The assistant superintendent was at least somewhat receptive, which is a vast improvement compared to anyone else I have dealt with in the district. He seemed motivated by the possibility that our school district could do better than Boulder, which initiated a pilot program offering Barton instruction to 100 dyslexic kids in school. Our district currently does nothing but deny that dyslexia exists. He seemed intrigued that by providing appropriate instruction, we could lower the appallingly high drop out rate and epidemic of adolescent suicides in the district (depression, anxiety, dropping out of school, and suicide are all higher in unremediated dyslexics). He said he would get back to us within ten days. The clock is ticking. The lives of thousands of children hang in the balance.

After the meeting, the other dyslexia parents stood around, rehashing and decompressing, and marveling at how similar all of our horrifying experiences have been. There may be no other human universal. Dyslexia is the great equalizer.

The other parents all had children older than Will, and their concern was mainly about their kids entering middle school in the next year or two. Even though Will is a bit younger, it occurred to me-- none of the changes we proposed would in any way benefit him. We asked for mandatory kindergarten screening and at least one dyslexia specialist in each elementary school. I specifically demanded Orton-Gillingham instruction for every child identified who could benefit from it. 

Even in the extremely unlikely scenario that any of these proposed changes would be put into place during the next school year, Will would be in third grade. And we've already paid thousands of dollars in private dyslexia tutoring to save his life. The effort would be put towards identifying the younger kids and providing them with intervention. Will would be past it. Shit out of luck.

I realized at that moment, I wasn't doing this for him after all. It is too late for him. I'm doing this for the other kids, for the other dyslexia moms, so that they never have to go through what I have. 

It took a minute or two, for all of this to sink in.

There's this ethos among special-needs moms, or maybe all moms, or maybe all women in general, not be be seen as complaining. I've lost friends and made enemies for speaking up about what the schools in our country do to dyslexic kids. Nobody wants to go through this, to be seen as such a negative person. We'd all rather believe that schools are good, and teachers are heroes. It's easier that way. It prompts us to silence, but silence is acceptance, complicity even. And it makes every single dyslexia mom have to reinvent the wheel. We've known for decades what instructional approach dyslexic children require in order to learn, but schools simply refuse to use this. The stories dyslexic people tell about their experiences in the 1950's, 1960's, are no different that what is happening today. We've lost generations of brilliant people who were never taught how to read, and it is time for that to stop.

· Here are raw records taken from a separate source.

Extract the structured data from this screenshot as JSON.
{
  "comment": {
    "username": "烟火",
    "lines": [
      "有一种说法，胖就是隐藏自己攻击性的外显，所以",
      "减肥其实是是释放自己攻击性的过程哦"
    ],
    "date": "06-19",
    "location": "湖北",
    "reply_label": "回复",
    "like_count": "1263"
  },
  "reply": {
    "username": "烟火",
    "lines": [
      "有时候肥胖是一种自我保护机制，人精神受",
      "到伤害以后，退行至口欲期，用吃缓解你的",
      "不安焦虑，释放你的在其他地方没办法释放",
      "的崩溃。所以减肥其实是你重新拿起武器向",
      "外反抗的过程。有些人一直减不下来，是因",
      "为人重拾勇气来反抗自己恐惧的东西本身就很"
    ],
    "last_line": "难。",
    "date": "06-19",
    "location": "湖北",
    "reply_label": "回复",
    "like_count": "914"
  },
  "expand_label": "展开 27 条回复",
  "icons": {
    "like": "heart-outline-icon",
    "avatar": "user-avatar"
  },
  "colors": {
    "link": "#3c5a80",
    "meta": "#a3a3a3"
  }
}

I'm not strong, I'm not brave, and I absolutely can't do this alone. Who is with me?